During this time a crowd of people had gathered. I yelled at another group of locals to call an ambulance as soon as possible. I also told them that we would need to transport Star (who weighed over 200 lbs) to the bottom of the hill and that we needed some sort of stretcher and lots of help.
A makeshift stretcher arrived. Literally, this was a tree branch with a hammock attached to it. But it worked. Elapsed time, 20 minutes since we first started the CPR. We rolled him on to the hammock and started the hike down the hill with about 6 people carrying the tree branch stretcher. It was ridiculously difficult negotiating the uneven terrain. On the way, we laid him down at two separate locations and gave 3 cycles of CPR and rescue breaths; same as before, Hannah giving the breaths while I administered the compressions. We were trying to keep some oxygen in him and keep the blood circulating as best we could.

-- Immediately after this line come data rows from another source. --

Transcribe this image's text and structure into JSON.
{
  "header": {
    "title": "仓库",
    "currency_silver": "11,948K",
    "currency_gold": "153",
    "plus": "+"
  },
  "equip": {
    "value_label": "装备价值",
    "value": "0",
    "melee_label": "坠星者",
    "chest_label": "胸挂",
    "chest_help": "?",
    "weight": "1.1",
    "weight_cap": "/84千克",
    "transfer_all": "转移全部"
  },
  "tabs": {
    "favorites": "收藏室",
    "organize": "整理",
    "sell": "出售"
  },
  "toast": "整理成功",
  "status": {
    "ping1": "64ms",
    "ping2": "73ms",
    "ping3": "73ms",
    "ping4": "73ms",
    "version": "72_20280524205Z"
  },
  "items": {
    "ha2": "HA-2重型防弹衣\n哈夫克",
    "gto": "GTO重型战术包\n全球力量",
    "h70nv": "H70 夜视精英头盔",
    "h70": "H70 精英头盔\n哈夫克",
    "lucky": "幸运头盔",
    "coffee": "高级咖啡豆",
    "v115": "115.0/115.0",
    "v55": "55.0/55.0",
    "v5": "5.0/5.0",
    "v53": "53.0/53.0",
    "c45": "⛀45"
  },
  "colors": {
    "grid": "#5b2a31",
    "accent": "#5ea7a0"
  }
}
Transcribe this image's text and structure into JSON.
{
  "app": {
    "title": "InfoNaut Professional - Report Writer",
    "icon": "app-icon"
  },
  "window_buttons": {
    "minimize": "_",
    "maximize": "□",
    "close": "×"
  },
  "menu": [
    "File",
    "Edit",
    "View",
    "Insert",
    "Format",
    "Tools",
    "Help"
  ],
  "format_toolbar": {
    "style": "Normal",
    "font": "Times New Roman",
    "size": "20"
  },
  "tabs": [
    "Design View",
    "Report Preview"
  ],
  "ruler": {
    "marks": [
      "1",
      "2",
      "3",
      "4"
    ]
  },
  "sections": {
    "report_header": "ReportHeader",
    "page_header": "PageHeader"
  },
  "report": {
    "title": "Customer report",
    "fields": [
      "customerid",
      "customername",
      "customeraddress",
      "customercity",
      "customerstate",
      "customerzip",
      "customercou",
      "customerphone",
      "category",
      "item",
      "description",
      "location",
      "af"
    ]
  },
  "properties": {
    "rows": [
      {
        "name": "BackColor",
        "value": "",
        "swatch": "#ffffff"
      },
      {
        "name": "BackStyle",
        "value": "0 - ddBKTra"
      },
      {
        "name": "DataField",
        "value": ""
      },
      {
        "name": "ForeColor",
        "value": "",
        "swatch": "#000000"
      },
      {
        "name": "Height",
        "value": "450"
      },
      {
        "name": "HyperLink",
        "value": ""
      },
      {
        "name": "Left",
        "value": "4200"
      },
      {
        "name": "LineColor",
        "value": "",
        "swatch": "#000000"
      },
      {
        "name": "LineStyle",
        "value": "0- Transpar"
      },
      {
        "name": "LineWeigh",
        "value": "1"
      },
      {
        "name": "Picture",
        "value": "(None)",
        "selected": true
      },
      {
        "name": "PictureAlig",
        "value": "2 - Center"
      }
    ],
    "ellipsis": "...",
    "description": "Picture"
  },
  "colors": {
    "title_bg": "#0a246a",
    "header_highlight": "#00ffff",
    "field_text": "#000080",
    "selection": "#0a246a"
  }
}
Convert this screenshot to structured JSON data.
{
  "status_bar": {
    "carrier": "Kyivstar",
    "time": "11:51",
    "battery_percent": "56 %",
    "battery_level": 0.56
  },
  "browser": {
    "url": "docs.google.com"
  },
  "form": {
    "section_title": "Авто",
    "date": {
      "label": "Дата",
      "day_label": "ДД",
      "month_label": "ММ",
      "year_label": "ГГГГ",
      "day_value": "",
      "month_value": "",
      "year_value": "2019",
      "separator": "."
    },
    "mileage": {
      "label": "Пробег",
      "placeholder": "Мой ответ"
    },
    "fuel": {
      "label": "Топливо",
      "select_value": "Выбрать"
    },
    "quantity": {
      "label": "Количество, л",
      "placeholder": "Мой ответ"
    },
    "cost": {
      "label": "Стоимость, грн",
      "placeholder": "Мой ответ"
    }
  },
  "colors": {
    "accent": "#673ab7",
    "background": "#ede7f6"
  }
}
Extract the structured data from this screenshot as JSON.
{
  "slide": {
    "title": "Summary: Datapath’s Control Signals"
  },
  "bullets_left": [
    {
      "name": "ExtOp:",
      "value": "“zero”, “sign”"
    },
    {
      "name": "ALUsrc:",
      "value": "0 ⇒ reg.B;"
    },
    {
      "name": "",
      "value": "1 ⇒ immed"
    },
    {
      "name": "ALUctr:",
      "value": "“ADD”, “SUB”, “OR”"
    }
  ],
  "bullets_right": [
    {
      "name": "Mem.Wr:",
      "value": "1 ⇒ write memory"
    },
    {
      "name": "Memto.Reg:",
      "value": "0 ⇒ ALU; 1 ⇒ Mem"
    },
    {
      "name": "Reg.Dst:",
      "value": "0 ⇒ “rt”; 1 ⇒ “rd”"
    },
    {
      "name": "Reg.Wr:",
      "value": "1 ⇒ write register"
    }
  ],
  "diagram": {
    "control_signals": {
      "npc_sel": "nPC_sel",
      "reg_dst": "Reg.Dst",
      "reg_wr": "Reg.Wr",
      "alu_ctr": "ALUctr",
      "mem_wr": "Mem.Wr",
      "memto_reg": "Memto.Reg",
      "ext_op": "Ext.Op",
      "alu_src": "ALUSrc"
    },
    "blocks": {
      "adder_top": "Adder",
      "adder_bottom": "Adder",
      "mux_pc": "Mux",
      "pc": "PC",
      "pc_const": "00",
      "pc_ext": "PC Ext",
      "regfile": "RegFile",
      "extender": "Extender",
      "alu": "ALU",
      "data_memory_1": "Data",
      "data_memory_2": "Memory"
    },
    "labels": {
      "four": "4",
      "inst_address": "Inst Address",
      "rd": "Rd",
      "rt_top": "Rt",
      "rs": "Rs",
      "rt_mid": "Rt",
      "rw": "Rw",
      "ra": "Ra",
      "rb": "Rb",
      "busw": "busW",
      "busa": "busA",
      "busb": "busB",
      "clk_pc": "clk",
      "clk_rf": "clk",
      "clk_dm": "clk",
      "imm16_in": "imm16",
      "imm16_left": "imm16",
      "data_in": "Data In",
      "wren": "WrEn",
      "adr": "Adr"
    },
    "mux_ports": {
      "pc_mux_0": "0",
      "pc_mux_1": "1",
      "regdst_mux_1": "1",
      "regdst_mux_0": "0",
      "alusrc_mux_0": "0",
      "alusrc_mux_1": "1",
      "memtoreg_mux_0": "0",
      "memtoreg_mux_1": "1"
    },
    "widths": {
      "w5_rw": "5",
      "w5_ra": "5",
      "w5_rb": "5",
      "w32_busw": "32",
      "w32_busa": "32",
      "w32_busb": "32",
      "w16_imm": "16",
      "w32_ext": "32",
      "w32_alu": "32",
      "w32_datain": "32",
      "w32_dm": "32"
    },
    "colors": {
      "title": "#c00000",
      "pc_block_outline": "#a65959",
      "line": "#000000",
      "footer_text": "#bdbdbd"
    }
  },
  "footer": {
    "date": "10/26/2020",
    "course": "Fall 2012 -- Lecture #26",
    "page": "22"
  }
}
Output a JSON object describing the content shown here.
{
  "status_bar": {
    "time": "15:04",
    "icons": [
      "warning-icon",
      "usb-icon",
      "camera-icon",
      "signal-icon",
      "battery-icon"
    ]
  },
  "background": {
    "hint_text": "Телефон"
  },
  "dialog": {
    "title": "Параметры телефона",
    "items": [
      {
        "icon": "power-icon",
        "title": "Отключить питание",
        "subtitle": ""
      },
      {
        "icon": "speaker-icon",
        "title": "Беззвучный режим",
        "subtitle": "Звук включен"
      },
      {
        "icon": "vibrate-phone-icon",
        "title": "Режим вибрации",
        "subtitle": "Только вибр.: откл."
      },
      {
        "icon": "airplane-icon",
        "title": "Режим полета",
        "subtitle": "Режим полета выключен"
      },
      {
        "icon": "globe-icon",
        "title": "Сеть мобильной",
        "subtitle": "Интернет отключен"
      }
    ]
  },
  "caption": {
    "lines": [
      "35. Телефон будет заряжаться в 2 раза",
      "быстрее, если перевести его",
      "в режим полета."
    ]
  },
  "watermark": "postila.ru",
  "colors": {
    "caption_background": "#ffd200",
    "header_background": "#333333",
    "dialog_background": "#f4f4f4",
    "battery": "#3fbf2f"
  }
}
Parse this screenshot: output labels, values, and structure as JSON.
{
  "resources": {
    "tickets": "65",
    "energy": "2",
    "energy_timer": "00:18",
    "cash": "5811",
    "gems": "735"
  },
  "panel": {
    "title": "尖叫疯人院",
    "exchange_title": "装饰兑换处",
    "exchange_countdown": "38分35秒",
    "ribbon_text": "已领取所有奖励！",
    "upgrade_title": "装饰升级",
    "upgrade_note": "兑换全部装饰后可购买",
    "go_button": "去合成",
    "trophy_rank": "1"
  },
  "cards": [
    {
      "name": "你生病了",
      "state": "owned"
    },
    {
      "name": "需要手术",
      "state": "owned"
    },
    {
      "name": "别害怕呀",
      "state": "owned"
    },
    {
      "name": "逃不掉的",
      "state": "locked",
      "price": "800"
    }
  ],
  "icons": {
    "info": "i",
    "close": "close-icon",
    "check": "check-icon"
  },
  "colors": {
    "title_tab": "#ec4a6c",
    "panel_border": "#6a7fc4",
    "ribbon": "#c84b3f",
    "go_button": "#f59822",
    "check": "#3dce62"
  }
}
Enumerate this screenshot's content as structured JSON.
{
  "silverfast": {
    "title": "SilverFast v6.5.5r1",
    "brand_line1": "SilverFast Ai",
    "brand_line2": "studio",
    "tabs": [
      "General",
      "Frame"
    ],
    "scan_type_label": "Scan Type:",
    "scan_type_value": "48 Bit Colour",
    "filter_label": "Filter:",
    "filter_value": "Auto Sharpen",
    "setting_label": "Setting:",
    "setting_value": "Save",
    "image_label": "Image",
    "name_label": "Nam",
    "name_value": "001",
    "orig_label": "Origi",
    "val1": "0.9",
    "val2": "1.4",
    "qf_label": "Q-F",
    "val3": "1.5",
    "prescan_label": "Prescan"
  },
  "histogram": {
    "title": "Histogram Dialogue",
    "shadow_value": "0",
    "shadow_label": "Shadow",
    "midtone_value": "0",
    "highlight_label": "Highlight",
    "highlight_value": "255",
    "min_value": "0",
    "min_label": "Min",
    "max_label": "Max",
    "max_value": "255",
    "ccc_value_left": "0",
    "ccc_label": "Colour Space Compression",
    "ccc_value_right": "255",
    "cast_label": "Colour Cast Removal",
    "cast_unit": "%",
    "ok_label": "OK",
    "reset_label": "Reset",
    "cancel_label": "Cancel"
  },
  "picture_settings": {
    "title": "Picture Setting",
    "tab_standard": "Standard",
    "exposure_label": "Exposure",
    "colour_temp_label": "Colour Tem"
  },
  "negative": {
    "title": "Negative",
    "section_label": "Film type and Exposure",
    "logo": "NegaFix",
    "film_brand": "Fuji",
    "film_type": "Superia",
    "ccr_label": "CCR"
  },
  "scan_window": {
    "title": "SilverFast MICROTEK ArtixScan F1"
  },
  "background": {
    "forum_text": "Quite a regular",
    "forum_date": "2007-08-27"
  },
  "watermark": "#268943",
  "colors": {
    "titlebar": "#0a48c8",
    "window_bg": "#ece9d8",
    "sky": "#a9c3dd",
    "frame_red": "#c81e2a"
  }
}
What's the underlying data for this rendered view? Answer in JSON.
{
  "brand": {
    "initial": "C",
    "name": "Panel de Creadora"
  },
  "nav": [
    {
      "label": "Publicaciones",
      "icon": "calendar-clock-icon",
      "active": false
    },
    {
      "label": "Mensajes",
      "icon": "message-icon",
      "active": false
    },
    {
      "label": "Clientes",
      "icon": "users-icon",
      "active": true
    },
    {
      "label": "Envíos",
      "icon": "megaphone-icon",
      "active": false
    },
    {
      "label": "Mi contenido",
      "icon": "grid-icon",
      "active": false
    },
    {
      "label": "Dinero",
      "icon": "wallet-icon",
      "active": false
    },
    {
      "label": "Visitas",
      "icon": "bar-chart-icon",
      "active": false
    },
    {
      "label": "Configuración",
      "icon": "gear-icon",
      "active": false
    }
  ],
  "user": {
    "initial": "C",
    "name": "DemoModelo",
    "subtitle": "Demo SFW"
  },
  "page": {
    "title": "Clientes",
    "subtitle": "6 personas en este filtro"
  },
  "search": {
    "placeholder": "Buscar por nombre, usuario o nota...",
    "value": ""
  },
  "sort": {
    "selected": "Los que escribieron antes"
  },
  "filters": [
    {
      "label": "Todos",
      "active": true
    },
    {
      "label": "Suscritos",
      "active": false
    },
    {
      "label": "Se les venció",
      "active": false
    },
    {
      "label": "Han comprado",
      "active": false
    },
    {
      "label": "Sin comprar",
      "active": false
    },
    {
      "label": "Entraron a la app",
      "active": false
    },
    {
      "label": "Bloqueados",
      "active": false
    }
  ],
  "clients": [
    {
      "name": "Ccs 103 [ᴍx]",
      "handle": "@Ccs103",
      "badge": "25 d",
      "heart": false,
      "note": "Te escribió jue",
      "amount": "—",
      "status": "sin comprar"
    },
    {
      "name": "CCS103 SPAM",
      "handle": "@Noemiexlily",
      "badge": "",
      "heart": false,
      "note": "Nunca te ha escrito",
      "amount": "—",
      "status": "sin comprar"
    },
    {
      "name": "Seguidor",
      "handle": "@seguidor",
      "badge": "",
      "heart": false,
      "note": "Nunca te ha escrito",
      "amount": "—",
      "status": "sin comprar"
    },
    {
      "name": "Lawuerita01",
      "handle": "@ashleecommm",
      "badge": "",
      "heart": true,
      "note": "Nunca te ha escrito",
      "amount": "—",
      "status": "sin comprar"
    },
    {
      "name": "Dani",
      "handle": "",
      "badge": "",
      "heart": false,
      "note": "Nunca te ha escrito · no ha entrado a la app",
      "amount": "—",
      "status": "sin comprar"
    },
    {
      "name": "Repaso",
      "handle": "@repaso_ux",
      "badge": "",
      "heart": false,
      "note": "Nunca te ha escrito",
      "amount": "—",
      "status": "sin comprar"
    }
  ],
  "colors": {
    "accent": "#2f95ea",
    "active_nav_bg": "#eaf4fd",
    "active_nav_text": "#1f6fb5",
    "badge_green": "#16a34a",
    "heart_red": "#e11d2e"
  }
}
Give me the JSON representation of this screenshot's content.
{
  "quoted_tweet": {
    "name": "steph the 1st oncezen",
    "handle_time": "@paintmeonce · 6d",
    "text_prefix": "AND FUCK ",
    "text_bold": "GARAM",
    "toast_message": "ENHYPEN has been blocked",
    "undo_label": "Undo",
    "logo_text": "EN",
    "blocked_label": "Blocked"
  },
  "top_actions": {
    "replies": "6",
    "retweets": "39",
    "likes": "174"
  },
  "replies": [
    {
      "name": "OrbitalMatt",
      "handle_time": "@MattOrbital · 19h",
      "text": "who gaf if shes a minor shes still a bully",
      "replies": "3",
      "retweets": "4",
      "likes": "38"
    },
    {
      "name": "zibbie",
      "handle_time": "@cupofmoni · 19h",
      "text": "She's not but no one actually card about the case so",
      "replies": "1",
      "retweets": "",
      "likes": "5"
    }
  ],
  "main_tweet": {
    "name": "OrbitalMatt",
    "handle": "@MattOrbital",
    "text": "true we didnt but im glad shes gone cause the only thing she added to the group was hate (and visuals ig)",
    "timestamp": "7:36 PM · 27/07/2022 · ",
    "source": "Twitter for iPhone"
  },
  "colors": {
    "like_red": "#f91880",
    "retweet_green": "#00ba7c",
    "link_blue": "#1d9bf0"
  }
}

After numerous slips and near catastrophes we made it to the bottom. Elapsed time, 45 minutes. We carried him to a covering and continued with the CPR. A larger crowd gathered. Locals started pinching him (hard!) and putting menthol around his nose in an effort to wake him up. Hannah and I ignored them and carried on. A foreigner came up (we later found out he was an Australian volunteer working on the grounds) and said he had called the international hospital and they were on their way... but they were 45 - 50 minutes away. We carried on. Hannah felt faint after a bit so we swapped: I gave the rescue breaths and she gave compressions.
At some point while under the covering we both realized it was futile. There was a huge gathering around us and Leslie was still holding on to hope and talking to Star, asking him, begging him, demanding that he wake up. I thought about what I would do if this was someone close to me. Would I give up? Would I stop? Would I say it was too late? No way in hell, not while I had a single iota of energy left in me would I stop. So we carried on, sweating profusely in the 90 degree heat, until the ambulance came.
The medics finally arrived. Elapsed time, 85 minutes. No AED.
John Morningstar passed away that day. I'm not sure of the exact time but it was while we were administering the CPR. He was 56 years old and left behind his wife Leslie, and their two children (who were back home in Virginia City, Montana).
Afterwards, Hannah and I reflected on the experience. Given the circumstances, we did everything in our ability to try and save Star. It felt good to use the training we had just learned. It felt good to reach out and help a fellow human being. It felt good to try to the best of our ability. But in the end, his time had come; the story had already been written and there was nothing we could do about that. The story continues in Part III, Recovery: Compassion, Corruption, and Closure. Click here.
Tot: 0.131s; Tpl: 0.017s; cc: 5; qc: 49; dbt: 0.0124s; 1; m:saturn w:www (10.17.0.9); sld: 1;
; mem: 1.4mb